Take each line below that has "JSON" and copy it.

(Items from an interface collection)

######

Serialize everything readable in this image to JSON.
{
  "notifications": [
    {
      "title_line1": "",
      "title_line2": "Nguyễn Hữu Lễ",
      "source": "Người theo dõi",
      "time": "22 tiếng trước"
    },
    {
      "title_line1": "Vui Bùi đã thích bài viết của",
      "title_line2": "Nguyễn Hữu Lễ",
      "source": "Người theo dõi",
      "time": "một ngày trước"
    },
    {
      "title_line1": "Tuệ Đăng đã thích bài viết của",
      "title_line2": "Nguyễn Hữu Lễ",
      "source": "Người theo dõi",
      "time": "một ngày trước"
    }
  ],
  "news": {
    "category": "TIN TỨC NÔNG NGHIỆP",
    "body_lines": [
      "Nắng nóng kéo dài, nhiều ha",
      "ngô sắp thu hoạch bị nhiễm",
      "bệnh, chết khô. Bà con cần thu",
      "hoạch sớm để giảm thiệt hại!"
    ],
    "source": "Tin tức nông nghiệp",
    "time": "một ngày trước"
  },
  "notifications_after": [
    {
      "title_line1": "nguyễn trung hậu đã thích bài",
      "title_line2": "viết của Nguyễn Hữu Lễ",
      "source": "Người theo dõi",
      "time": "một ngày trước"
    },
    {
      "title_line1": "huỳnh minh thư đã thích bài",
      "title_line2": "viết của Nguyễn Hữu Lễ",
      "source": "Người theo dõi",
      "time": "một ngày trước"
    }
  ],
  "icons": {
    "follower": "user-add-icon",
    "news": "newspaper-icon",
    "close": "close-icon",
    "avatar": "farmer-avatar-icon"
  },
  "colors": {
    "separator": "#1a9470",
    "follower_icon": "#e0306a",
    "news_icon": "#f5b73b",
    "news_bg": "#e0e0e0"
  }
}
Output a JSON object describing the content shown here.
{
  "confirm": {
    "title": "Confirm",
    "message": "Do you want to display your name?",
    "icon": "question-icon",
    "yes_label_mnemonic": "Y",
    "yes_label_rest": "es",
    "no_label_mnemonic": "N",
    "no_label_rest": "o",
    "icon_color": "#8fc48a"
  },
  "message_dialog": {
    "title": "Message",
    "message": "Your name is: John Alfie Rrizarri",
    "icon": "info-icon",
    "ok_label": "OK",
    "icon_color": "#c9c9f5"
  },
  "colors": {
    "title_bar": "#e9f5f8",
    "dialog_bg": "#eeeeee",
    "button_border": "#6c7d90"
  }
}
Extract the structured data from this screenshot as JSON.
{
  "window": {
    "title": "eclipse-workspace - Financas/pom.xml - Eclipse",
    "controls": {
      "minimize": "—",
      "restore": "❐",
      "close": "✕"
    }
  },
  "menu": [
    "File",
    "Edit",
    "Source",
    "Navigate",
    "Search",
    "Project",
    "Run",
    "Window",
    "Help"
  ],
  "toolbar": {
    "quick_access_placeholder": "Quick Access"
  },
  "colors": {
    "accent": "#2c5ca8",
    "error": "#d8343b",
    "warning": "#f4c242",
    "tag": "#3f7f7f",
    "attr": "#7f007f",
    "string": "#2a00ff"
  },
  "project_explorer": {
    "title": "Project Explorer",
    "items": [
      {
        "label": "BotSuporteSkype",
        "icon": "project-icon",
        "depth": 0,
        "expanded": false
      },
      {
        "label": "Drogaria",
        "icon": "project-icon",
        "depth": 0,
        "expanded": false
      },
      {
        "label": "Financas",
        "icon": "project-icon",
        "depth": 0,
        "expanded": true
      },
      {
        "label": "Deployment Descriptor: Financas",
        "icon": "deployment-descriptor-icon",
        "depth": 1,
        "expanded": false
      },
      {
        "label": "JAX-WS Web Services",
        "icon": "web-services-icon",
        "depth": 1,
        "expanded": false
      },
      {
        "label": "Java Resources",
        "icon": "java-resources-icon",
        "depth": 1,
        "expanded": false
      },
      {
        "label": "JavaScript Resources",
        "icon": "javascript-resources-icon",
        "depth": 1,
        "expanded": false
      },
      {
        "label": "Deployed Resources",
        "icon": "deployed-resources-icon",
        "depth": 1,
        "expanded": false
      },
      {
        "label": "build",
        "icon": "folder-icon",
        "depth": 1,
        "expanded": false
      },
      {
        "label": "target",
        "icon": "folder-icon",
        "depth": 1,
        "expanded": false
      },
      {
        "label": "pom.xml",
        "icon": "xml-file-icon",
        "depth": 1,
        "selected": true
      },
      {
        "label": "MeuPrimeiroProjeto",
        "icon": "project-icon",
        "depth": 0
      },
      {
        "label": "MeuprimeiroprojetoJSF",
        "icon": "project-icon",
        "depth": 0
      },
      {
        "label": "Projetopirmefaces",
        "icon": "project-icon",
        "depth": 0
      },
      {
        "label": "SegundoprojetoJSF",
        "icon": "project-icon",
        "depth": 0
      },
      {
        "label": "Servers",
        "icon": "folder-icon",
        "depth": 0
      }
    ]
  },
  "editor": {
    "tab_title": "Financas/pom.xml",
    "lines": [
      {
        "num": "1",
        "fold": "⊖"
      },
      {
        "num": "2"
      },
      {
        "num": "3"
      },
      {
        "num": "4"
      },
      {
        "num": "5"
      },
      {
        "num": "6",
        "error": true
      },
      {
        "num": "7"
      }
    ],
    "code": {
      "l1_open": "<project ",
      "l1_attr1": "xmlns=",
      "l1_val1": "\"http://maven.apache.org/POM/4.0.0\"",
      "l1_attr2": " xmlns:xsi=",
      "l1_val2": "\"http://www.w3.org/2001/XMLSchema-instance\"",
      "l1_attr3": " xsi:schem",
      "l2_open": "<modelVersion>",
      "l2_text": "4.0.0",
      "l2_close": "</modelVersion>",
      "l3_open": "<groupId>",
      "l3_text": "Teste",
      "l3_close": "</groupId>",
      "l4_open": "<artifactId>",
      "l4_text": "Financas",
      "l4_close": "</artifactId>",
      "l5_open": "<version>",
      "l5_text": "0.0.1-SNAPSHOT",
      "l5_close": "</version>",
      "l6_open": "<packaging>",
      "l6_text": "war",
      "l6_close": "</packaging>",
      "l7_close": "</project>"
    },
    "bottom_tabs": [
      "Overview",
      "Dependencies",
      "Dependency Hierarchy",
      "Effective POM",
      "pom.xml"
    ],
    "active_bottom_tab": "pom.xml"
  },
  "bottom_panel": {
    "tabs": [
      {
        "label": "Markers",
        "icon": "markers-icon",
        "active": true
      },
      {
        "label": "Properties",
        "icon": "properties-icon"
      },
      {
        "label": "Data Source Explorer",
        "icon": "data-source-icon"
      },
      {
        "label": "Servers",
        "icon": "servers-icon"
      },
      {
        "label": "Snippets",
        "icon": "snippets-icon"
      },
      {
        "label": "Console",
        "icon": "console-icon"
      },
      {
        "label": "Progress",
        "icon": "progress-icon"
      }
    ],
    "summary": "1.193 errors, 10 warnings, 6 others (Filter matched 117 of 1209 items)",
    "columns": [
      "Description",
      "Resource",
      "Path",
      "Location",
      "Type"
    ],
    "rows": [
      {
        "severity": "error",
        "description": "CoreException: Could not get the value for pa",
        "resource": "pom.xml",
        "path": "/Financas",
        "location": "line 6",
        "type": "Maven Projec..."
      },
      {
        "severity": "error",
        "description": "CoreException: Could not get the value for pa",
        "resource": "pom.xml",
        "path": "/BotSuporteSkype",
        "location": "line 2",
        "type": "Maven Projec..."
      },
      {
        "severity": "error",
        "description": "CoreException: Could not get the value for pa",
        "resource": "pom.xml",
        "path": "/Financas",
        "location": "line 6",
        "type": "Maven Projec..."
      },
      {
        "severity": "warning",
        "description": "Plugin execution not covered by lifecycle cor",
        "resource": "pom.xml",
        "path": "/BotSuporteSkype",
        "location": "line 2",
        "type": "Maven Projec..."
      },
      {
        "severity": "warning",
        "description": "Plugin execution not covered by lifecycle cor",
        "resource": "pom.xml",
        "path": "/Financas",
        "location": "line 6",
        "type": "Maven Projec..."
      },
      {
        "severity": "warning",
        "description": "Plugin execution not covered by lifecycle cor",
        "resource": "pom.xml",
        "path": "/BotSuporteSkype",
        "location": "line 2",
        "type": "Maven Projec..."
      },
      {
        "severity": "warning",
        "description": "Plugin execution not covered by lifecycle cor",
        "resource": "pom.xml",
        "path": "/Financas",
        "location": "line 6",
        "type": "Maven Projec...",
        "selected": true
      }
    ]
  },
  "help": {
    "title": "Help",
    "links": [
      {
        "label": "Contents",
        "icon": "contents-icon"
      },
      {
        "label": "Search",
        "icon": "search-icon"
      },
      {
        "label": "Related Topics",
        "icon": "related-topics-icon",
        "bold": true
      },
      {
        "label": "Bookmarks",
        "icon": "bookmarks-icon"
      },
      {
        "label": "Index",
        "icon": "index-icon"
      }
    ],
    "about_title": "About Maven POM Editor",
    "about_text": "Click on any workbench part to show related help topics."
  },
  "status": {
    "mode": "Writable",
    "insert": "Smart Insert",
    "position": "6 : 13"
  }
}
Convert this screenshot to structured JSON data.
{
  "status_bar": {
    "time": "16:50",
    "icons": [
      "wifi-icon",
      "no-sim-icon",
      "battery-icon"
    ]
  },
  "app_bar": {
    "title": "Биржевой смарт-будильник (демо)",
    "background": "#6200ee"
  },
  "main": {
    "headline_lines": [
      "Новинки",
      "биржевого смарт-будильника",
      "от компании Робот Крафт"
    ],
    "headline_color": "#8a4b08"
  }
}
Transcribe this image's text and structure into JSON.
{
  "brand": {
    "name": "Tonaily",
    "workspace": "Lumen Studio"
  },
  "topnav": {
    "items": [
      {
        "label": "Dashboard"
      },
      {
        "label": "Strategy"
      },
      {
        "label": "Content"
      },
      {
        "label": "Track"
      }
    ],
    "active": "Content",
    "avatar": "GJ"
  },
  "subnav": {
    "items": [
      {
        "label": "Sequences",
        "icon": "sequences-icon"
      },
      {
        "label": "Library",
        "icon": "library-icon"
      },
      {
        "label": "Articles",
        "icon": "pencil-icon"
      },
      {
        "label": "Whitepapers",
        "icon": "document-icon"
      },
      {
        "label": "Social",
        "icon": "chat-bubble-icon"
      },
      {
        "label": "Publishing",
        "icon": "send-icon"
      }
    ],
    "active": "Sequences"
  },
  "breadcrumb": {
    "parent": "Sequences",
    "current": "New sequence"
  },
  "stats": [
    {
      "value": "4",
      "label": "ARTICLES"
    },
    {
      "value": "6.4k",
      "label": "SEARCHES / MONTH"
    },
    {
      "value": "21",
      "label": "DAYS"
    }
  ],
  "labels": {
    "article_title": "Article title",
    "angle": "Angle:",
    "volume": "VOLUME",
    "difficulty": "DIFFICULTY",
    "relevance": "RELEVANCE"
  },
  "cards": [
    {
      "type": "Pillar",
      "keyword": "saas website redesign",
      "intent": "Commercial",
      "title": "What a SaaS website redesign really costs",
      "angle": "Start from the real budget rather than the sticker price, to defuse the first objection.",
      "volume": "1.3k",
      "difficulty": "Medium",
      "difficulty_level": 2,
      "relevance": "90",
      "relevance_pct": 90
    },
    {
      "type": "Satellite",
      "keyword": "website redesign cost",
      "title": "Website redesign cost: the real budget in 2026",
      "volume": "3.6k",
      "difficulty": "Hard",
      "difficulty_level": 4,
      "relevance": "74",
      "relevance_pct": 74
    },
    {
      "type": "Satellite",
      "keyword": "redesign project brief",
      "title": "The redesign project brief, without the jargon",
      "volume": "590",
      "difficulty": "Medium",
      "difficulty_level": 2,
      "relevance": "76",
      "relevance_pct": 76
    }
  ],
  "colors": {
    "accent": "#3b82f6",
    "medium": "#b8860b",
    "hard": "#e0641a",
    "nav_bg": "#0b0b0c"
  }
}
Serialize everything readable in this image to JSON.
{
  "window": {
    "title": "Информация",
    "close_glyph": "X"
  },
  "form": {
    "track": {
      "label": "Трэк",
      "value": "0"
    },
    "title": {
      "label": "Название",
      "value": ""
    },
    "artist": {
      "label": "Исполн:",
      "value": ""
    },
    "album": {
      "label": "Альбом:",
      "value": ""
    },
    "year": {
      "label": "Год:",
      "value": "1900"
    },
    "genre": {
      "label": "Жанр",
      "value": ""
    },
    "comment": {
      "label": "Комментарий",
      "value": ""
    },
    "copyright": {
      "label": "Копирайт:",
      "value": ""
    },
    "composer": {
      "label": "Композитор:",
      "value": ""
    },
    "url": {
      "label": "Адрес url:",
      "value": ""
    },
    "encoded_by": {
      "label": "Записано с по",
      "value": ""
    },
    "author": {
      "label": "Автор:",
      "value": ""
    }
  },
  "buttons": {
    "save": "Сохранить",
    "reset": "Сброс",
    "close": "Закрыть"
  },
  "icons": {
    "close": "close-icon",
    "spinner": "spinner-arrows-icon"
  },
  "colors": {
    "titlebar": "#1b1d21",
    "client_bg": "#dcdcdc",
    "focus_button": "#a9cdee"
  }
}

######

_RESPONSE BOX_.
Serialize everything readable in this image to JSON.
Output a JSON object describing the content shown here.
Extract the structured data from this screenshot as JSON.
Convert this screenshot to structured JSON data.
Transcribe this image's text and structure into JSON.
Serialize everything readable in this image to JSON.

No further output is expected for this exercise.